Segment Start: Supplied material
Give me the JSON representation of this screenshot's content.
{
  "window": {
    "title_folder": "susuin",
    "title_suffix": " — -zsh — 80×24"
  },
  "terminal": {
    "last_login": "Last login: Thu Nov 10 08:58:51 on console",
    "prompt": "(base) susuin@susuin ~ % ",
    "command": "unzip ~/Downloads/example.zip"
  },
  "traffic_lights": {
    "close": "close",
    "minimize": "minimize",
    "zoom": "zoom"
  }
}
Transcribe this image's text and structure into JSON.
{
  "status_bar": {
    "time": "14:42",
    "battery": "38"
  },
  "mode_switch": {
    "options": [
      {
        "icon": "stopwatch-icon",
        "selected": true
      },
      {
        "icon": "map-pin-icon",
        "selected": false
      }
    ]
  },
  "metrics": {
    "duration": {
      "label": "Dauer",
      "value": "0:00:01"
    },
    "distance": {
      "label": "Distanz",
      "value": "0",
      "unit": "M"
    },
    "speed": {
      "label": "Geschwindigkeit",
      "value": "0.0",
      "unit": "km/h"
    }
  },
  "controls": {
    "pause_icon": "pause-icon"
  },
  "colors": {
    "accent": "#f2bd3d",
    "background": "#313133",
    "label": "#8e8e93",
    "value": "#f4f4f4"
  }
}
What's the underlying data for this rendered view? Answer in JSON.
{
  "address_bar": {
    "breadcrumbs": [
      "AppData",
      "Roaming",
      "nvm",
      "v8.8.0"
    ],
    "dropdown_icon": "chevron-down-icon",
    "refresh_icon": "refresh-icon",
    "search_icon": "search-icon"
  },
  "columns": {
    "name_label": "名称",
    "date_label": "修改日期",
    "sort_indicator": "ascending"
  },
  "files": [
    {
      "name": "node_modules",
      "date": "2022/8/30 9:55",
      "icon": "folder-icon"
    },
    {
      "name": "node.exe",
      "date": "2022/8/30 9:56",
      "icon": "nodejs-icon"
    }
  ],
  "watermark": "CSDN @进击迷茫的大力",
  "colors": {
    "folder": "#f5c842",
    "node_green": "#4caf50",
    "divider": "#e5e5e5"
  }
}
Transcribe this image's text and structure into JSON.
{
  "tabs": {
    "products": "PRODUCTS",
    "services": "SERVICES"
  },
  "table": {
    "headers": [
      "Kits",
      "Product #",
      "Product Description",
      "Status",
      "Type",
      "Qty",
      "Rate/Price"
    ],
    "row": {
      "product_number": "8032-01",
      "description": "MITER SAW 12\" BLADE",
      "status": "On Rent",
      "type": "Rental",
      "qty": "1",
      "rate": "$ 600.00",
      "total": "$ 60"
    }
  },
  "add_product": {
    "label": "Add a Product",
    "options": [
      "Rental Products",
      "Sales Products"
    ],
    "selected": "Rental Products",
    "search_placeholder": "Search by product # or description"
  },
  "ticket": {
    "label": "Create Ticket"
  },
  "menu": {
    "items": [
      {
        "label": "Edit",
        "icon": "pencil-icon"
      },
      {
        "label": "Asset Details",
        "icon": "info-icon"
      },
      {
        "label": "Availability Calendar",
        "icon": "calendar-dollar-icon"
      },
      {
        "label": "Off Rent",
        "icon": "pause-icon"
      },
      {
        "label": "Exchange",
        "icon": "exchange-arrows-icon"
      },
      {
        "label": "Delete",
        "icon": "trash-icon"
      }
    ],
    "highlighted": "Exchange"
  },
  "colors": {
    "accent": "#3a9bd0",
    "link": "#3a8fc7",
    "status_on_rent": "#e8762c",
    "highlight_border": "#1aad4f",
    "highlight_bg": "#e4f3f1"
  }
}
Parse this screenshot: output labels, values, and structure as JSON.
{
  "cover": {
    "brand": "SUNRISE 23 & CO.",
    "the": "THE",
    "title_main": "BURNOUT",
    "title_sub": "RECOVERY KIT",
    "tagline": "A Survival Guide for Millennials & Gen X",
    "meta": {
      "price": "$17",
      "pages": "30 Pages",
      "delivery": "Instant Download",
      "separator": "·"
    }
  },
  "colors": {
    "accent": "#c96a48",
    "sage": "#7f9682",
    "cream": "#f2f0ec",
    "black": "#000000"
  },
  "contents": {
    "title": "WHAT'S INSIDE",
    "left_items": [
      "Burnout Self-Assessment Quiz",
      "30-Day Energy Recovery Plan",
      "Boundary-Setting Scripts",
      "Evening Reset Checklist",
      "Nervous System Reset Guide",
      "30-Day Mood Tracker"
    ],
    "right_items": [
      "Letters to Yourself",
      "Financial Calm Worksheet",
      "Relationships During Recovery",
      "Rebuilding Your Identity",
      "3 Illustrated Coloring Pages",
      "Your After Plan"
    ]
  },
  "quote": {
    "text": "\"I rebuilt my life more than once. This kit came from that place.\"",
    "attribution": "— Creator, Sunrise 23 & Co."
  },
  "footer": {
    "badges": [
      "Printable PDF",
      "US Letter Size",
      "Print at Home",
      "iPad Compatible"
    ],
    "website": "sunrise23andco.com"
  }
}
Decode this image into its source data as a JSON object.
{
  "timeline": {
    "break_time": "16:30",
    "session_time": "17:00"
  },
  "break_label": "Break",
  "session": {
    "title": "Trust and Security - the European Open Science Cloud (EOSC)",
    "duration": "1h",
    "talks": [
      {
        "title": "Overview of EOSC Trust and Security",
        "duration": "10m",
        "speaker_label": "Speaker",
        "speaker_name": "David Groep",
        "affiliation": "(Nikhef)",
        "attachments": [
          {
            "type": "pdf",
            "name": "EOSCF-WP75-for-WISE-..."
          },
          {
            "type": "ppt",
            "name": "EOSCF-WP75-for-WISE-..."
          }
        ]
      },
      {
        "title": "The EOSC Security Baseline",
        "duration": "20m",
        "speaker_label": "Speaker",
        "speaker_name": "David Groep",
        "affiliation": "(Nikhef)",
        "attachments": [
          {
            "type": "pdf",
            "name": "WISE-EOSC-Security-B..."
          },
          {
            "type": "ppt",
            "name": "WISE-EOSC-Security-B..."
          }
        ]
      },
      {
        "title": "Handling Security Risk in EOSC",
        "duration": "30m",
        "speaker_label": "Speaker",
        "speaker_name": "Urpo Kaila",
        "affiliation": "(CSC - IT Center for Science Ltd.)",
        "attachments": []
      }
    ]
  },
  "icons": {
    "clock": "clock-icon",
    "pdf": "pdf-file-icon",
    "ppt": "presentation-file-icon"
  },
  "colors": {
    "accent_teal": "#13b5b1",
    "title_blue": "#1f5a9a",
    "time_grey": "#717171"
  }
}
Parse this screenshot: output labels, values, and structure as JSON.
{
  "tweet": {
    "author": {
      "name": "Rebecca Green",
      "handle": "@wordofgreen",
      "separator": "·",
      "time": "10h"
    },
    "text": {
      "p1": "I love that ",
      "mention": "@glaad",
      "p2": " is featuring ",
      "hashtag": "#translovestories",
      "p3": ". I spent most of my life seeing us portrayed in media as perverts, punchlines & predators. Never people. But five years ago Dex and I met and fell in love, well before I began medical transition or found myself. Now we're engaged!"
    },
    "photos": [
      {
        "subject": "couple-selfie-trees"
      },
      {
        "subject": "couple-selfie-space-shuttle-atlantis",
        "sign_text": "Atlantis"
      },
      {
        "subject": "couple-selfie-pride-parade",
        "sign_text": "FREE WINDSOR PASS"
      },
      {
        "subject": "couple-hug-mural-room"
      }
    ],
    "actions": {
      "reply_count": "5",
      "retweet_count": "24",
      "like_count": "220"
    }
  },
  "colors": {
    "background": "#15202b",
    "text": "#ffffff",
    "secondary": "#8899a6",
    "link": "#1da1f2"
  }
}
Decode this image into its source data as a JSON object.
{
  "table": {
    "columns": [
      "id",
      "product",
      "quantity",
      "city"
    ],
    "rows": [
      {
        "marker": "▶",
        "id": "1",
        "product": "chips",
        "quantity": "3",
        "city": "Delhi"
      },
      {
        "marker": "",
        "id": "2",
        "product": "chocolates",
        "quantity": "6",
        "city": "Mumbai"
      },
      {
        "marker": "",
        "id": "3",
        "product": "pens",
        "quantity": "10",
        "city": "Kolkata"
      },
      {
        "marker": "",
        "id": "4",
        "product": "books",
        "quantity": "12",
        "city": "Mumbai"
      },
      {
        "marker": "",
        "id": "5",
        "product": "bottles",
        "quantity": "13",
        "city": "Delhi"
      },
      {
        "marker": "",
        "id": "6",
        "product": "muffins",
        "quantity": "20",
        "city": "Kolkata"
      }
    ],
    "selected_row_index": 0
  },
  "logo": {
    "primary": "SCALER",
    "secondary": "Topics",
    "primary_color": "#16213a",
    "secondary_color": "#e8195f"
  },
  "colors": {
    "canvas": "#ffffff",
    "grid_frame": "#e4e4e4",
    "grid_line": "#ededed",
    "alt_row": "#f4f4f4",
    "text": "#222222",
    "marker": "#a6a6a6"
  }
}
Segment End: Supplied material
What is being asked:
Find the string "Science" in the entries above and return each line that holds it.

Exercise response:
    "title": "Trust and Security - the European Open Science Cloud (EOSC)",
        "affiliation": "(CSC - IT Center for Science Ltd.)",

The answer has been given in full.